■ To do ■
With pictures omitted, restate the data word for word.

■ Source information ■

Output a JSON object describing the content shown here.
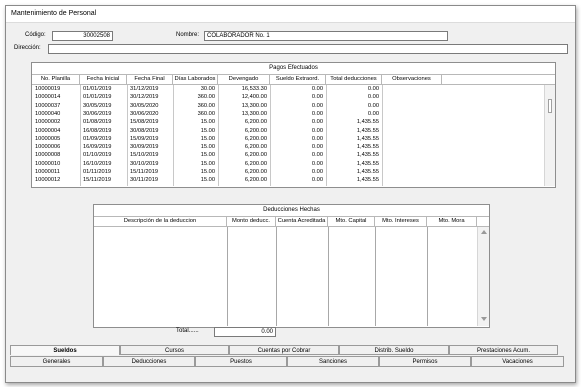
{
  "window": {
    "title": "Mantenimiento de Personal"
  },
  "employee": {
    "codigo_label": "Código:",
    "codigo_value": "30002508",
    "nombre_label": "Nombre:",
    "nombre_value": "COLABORADOR No. 1",
    "direccion_label": "Dirección:",
    "direccion_value": ""
  },
  "pagos": {
    "title": "Pagos Efectuados",
    "columns": [
      "No. Planilla",
      "Fecha Inicial",
      "Fecha Final",
      "Días Laborados",
      "Devengado",
      "Sueldo Extraord.",
      "Total deducciones",
      "Observaciones"
    ],
    "rows": [
      [
        "10000019",
        "01/01/2019",
        "31/12/2019",
        "30.00",
        "16,533.30",
        "0.00",
        "0.00",
        ""
      ],
      [
        "10000014",
        "01/01/2019",
        "30/12/2019",
        "360.00",
        "12,400.00",
        "0.00",
        "0.00",
        ""
      ],
      [
        "10000037",
        "30/05/2019",
        "30/05/2020",
        "360.00",
        "13,300.00",
        "0.00",
        "0.00",
        ""
      ],
      [
        "10000040",
        "30/06/2019",
        "30/06/2020",
        "360.00",
        "13,300.00",
        "0.00",
        "0.00",
        ""
      ],
      [
        "10000002",
        "01/08/2019",
        "15/08/2019",
        "15.00",
        "6,200.00",
        "0.00",
        "1,435.55",
        ""
      ],
      [
        "10000004",
        "16/08/2019",
        "30/08/2019",
        "15.00",
        "6,200.00",
        "0.00",
        "1,435.55",
        ""
      ],
      [
        "10000005",
        "01/09/2019",
        "15/09/2019",
        "15.00",
        "6,200.00",
        "0.00",
        "1,435.55",
        ""
      ],
      [
        "10000006",
        "16/09/2019",
        "30/09/2019",
        "15.00",
        "6,200.00",
        "0.00",
        "1,435.55",
        ""
      ],
      [
        "10000008",
        "01/10/2019",
        "15/10/2019",
        "15.00",
        "6,200.00",
        "0.00",
        "1,435.55",
        ""
      ],
      [
        "10000010",
        "16/10/2019",
        "30/10/2019",
        "15.00",
        "6,200.00",
        "0.00",
        "1,435.55",
        ""
      ],
      [
        "10000011",
        "01/11/2019",
        "15/11/2019",
        "15.00",
        "6,200.00",
        "0.00",
        "1,435.55",
        ""
      ],
      [
        "10000012",
        "15/11/2019",
        "30/11/2019",
        "15.00",
        "6,200.00",
        "0.00",
        "1,435.55",
        ""
      ]
    ]
  },
  "deducciones": {
    "title": "Deducciones Hechas",
    "columns": [
      "Descripción de la deduccion",
      "Monto deducc.",
      "Cuenta Acreditada",
      "Mto. Capital",
      "Mto. Intereses",
      "Mto. Mora"
    ],
    "total_label": "Total......",
    "total_value": "0.00"
  },
  "tabs_row1": [
    "Sueldos",
    "Cursos",
    "Cuentas por Cobrar",
    "Distrib. Sueldo",
    "Prestaciones Acum."
  ],
  "tabs_row2": [
    "Generales",
    "Deducciones",
    "Puestos",
    "Sanciones",
    "Permisos",
    "Vacaciones"
  ],
  "active_tab": "Sueldos"
}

■ Output for this exercise ■
Output a JSON object describing the content shown here.
{
  "window": {
    "title": "Mantenimiento de Personal"
  },
  "employee": {
    "codigo_label": "Código:",
    "codigo_value": "30002508",
    "nombre_label": "Nombre:",
    "nombre_value": "COLABORADOR No. 1",
    "direccion_label": "Dirección:",
    "direccion_value": ""
  },
  "pagos": {
    "title": "Pagos Efectuados",
    "columns": [
      "No. Planilla",
      "Fecha Inicial",
      "Fecha Final",
      "Días Laborados",
      "Devengado",
      "Sueldo Extraord.",
      "Total deducciones",
      "Observaciones"
    ],
    "rows": [
      [
        "10000019",
        "01/01/2019",
        "31/12/2019",
        "30.00",
        "16,533.30",
        "0.00",
        "0.00",
        ""
      ],
      [
        "10000014",
        "01/01/2019",
        "30/12/2019",
        "360.00",
        "12,400.00",
        "0.00",
        "0.00",
        ""
      ],
      [
        "10000037",
        "30/05/2019",
        "30/05/2020",
        "360.00",
        "13,300.00",
        "0.00",
        "0.00",
        ""
      ],
      [
        "10000040",
        "30/06/2019",
        "30/06/2020",
        "360.00",
        "13,300.00",
        "0.00",
        "0.00",
        ""
      ],
      [
        "10000002",
        "01/08/2019",
        "15/08/2019",
        "15.00",
        "6,200.00",
        "0.00",
        "1,435.55",
        ""
      ],
      [
        "10000004",
        "16/08/2019",
        "30/08/2019",
        "15.00",
        "6,200.00",
        "0.00",
        "1,435.55",
        ""
      ],
      [
        "10000005",
        "01/09/2019",
        "15/09/2019",
        "15.00",
        "6,200.00",
        "0.00",
        "1,435.55",
        ""
      ],
      [
        "10000006",
        "16/09/2019",
        "30/09/2019",
        "15.00",
        "6,200.00",
        "0.00",
        "1,435.55",
        ""
      ],
      [
        "10000008",
        "01/10/2019",
        "15/10/2019",
        "15.00",
        "6,200.00",
        "0.00",
        "1,435.55",
        ""
      ],
      [
        "10000010",
        "16/10/2019",
        "30/10/2019",
        "15.00",
        "6,200.00",
        "0.00",
        "1,435.55",
        ""
      ],
      [
        "10000011",
        "01/11/2019",
        "15/11/2019",
        "15.00",
        "6,200.00",
        "0.00",
        "1,435.55",
        ""
      ],
      [
        "10000012",
        "15/11/2019",
        "30/11/2019",
        "15.00",
        "6,200.00",
        "0.00",
        "1,435.55",
        ""
      ]
    ]
  },
  "deducciones": {
    "title": "Deducciones Hechas",
    "columns": [
      "Descripción de la deduccion",
      "Monto deducc.",
      "Cuenta Acreditada",
      "Mto. Capital",
      "Mto. Intereses",
      "Mto. Mora"
    ],
    "total_label": "Total......",
    "total_value": "0.00"
  },
  "tabs_row1": [
    "Sueldos",
    "Cursos",
    "Cuentas por Cobrar",
    "Distrib. Sueldo",
    "Prestaciones Acum."
  ],
  "tabs_row2": [
    "Generales",
    "Deducciones",
    "Puestos",
    "Sanciones",
    "Permisos",
    "Vacaciones"
  ],
  "active_tab": "Sueldos"
}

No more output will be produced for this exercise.